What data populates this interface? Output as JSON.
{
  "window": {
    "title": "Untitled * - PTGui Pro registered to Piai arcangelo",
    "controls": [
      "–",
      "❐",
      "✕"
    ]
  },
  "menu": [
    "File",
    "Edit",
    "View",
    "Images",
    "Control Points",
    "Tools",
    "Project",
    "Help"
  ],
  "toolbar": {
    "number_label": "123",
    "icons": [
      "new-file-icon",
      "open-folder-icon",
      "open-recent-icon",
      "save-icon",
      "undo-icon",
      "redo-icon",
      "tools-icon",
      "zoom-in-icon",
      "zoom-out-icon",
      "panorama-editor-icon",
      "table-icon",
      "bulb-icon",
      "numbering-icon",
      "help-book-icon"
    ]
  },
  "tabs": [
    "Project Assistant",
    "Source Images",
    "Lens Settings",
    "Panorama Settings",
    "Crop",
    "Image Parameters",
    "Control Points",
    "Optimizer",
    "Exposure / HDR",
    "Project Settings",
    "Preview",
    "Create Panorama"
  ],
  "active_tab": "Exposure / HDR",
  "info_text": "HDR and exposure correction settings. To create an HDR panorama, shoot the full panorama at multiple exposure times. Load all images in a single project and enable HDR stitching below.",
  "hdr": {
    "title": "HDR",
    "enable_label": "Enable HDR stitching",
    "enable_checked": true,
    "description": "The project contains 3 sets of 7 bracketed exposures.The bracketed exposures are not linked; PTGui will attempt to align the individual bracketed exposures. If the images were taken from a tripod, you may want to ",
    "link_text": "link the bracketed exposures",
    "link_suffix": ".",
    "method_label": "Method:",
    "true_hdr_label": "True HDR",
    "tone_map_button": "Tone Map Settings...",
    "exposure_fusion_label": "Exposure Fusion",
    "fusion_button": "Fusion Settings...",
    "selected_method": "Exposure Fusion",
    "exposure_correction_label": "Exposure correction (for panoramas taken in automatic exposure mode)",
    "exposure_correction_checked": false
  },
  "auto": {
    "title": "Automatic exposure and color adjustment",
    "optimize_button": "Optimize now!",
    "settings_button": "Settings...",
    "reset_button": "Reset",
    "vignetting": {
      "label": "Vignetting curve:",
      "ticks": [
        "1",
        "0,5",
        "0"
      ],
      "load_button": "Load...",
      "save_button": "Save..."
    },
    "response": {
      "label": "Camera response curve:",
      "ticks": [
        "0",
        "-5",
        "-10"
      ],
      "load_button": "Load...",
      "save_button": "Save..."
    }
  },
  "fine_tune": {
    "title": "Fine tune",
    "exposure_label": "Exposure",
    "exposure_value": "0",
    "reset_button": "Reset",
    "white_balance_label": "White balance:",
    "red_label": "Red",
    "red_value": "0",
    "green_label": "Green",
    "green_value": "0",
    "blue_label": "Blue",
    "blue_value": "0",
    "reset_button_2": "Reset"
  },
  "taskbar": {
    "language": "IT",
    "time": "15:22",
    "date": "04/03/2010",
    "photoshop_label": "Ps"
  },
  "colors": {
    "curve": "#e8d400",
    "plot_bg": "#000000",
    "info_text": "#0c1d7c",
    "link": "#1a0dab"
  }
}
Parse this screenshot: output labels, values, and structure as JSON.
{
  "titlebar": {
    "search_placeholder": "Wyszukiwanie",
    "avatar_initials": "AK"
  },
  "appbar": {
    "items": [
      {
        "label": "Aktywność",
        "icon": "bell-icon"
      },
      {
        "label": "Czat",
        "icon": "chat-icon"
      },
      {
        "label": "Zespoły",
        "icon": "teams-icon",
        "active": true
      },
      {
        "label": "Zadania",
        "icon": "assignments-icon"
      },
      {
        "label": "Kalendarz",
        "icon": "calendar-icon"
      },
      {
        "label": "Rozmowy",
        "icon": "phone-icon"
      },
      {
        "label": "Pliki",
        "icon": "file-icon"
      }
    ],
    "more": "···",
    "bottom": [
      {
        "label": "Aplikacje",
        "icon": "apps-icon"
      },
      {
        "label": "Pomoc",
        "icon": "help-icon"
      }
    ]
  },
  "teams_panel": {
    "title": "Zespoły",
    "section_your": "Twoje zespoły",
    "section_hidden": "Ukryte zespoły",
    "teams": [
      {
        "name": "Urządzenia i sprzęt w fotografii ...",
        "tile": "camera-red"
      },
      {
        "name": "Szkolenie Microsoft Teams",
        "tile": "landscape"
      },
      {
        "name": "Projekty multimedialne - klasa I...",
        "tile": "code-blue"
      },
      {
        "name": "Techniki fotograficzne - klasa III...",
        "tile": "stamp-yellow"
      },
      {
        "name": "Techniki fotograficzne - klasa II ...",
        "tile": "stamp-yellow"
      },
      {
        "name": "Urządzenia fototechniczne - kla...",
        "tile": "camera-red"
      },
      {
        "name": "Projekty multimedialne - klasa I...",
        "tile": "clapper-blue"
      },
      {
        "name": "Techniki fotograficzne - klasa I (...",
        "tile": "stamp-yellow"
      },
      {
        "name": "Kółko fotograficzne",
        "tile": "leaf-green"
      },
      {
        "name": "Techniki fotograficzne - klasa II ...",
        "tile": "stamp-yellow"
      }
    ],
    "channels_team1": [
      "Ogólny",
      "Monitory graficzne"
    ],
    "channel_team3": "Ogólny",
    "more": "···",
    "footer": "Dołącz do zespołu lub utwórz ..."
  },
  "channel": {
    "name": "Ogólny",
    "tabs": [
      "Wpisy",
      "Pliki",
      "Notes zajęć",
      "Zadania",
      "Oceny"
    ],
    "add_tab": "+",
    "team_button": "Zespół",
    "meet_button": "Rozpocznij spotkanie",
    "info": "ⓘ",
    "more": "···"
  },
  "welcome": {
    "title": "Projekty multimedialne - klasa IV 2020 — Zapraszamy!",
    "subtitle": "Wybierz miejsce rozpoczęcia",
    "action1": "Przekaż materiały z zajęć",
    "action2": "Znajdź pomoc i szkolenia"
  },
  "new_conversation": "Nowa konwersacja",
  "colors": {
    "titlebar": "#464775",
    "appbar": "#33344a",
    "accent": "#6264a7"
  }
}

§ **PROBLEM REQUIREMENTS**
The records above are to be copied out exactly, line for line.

§ **EXPECTED OUTPUT**
What data populates this interface? Output as JSON.
{
  "window": {
    "title": "Untitled * - PTGui Pro registered to Piai arcangelo",
    "controls": [
      "–",
      "❐",
      "✕"
    ]
  },
  "menu": [
    "File",
    "Edit",
    "View",
    "Images",
    "Control Points",
    "Tools",
    "Project",
    "Help"
  ],
  "toolbar": {
    "number_label": "123",
    "icons": [
      "new-file-icon",
      "open-folder-icon",
      "open-recent-icon",
      "save-icon",
      "undo-icon",
      "redo-icon",
      "tools-icon",
      "zoom-in-icon",
      "zoom-out-icon",
      "panorama-editor-icon",
      "table-icon",
      "bulb-icon",
      "numbering-icon",
      "help-book-icon"
    ]
  },
  "tabs": [
    "Project Assistant",
    "Source Images",
    "Lens Settings",
    "Panorama Settings",
    "Crop",
    "Image Parameters",
    "Control Points",
    "Optimizer",
    "Exposure / HDR",
    "Project Settings",
    "Preview",
    "Create Panorama"
  ],
  "active_tab": "Exposure / HDR",
  "info_text": "HDR and exposure correction settings. To create an HDR panorama, shoot the full panorama at multiple exposure times. Load all images in a single project and enable HDR stitching below.",
  "hdr": {
    "title": "HDR",
    "enable_label": "Enable HDR stitching",
    "enable_checked": true,
    "description": "The project contains 3 sets of 7 bracketed exposures.The bracketed exposures are not linked; PTGui will attempt to align the individual bracketed exposures. If the images were taken from a tripod, you may want to ",
    "link_text": "link the bracketed exposures",
    "link_suffix": ".",
    "method_label": "Method:",
    "true_hdr_label": "True HDR",
    "tone_map_button": "Tone Map Settings...",
    "exposure_fusion_label": "Exposure Fusion",
    "fusion_button": "Fusion Settings...",
    "selected_method": "Exposure Fusion",
    "exposure_correction_label": "Exposure correction (for panoramas taken in automatic exposure mode)",
    "exposure_correction_checked": false
  },
  "auto": {
    "title": "Automatic exposure and color adjustment",
    "optimize_button": "Optimize now!",
    "settings_button": "Settings...",
    "reset_button": "Reset",
    "vignetting": {
      "label": "Vignetting curve:",
      "ticks": [
        "1",
        "0,5",
        "0"
      ],
      "load_button": "Load...",
      "save_button": "Save..."
    },
    "response": {
      "label": "Camera response curve:",
      "ticks": [
        "0",
        "-5",
        "-10"
      ],
      "load_button": "Load...",
      "save_button": "Save..."
    }
  },
  "fine_tune": {
    "title": "Fine tune",
    "exposure_label": "Exposure",
    "exposure_value": "0",
    "reset_button": "Reset",
    "white_balance_label": "White balance:",
    "red_label": "Red",
    "red_value": "0",
    "green_label": "Green",
    "green_value": "0",
    "blue_label": "Blue",
    "blue_value": "0",
    "reset_button_2": "Reset"
  },
  "taskbar": {
    "language": "IT",
    "time": "15:22",
    "date": "04/03/2010",
    "photoshop_label": "Ps"
  },
  "colors": {
    "curve": "#e8d400",
    "plot_bg": "#000000",
    "info_text": "#0c1d7c",
    "link": "#1a0dab"
  }
}
Parse this screenshot: output labels, values, and structure as JSON.
{
  "titlebar": {
    "search_placeholder": "Wyszukiwanie",
    "avatar_initials": "AK"
  },
  "appbar": {
    "items": [
      {
        "label": "Aktywność",
        "icon": "bell-icon"
      },
      {
        "label": "Czat",
        "icon": "chat-icon"
      },
      {
        "label": "Zespoły",
        "icon": "teams-icon",
        "active": true
      },
      {
        "label": "Zadania",
        "icon": "assignments-icon"
      },
      {
        "label": "Kalendarz",
        "icon": "calendar-icon"
      },
      {
        "label": "Rozmowy",
        "icon": "phone-icon"
      },
      {
        "label": "Pliki",
        "icon": "file-icon"
      }
    ],
    "more": "···",
    "bottom": [
      {
        "label": "Aplikacje",
        "icon": "apps-icon"
      },
      {
        "label": "Pomoc",
        "icon": "help-icon"
      }
    ]
  },
  "teams_panel": {
    "title": "Zespoły",
    "section_your": "Twoje zespoły",
    "section_hidden": "Ukryte zespoły",
    "teams": [
      {
        "name": "Urządzenia i sprzęt w fotografii ...",
        "tile": "camera-red"
      },
      {
        "name": "Szkolenie Microsoft Teams",
        "tile": "landscape"
      },
      {
        "name": "Projekty multimedialne - klasa I...",
        "tile": "code-blue"
      },
      {
        "name": "Techniki fotograficzne - klasa III...",
        "tile": "stamp-yellow"
      },
      {
        "name": "Techniki fotograficzne - klasa II ...",
        "tile": "stamp-yellow"
      },
      {
        "name": "Urządzenia fototechniczne - kla...",
        "tile": "camera-red"
      },
      {
        "name": "Projekty multimedialne - klasa I...",
        "tile": "clapper-blue"
      },
      {
        "name": "Techniki fotograficzne - klasa I (...",
        "tile": "stamp-yellow"
      },
      {
        "name": "Kółko fotograficzne",
        "tile": "leaf-green"
      },
      {
        "name": "Techniki fotograficzne - klasa II ...",
        "tile": "stamp-yellow"
      }
    ],
    "channels_team1": [
      "Ogólny",
      "Monitory graficzne"
    ],
    "channel_team3": "Ogólny",
    "more": "···",
    "footer": "Dołącz do zespołu lub utwórz ..."
  },
  "channel": {
    "name": "Ogólny",
    "tabs": [
      "Wpisy",
      "Pliki",
      "Notes zajęć",
      "Zadania",
      "Oceny"
    ],
    "add_tab": "+",
    "team_button": "Zespół",
    "meet_button": "Rozpocznij spotkanie",
    "info": "ⓘ",
    "more": "···"
  },
  "welcome": {
    "title": "Projekty multimedialne - klasa IV 2020 — Zapraszamy!",
    "subtitle": "Wybierz miejsce rozpoczęcia",
    "action1": "Przekaż materiały z zajęć",
    "action2": "Znajdź pomoc i szkolenia"
  },
  "new_conversation": "Nowa konwersacja",
  "colors": {
    "titlebar": "#464775",
    "appbar": "#33344a",
    "accent": "#6264a7"
  }
}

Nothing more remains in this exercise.